Motivation: We compare stochastic computational methods accounting for space and discrete nature of reactants in biochemical systems. Implementations based on Brownian dynamics (BD) and the reaction-diffusion master equation are applied to a simplified gene expression model and to a signal transduction pathway in Escherichia coli. Results: In the regime where the number of molecules is small and reactions are diffusion-limited predicted fluctuations in the product number vary between the methods, while the average is the same. Computational approaches at the level of the reaction-diffusion master equation compute the same fluctuations as the reference result obtained from the particle-based method if the size of the subvolumes is comparable to the diameter of reactants. Using numerical simulations of reversible binding of a pair of molecules we argue that the disagreement in predicted fluctuations is due to different modeling of inter-arrival times between reaction events. Simulations for a more complex biological study show that the different approaches lead to different results due to modeling issues. Finally, we present the physical assumptions behind the mesoscopic models for the reaction-diffusion systems.

Oxford U.P.
Mathematics and Computation for the System Biology of Cells
Multiscale Dynamics

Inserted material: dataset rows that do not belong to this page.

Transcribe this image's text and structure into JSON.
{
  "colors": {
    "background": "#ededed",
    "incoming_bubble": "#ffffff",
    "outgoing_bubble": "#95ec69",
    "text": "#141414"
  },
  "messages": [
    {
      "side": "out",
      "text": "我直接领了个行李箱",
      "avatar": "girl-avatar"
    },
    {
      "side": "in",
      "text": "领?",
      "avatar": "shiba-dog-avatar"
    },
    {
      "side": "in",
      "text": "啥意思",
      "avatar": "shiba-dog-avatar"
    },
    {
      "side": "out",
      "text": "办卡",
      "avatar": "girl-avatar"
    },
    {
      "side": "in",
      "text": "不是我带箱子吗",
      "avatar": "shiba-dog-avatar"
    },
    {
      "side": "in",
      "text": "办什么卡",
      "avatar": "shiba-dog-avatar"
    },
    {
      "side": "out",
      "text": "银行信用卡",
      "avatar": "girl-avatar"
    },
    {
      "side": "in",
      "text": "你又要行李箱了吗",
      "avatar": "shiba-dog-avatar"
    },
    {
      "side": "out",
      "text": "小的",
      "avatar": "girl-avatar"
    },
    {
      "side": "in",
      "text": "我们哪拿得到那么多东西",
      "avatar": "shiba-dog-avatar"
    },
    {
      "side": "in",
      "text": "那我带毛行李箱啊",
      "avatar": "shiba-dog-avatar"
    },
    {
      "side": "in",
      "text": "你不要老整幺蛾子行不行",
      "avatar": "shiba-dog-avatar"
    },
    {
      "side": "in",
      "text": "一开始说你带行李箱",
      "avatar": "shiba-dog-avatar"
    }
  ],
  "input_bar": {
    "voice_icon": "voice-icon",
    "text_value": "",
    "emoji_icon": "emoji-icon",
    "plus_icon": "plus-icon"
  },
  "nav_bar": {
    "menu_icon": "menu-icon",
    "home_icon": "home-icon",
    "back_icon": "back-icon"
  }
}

Dobrzynski, M, Vidal Rodríguez, J, Kaandorp, J.A, & Blom, J.G. (2007). Computational methods for diffusion-influenced biochemical reactions. Bioinformatics, 23(15), 1969–1977.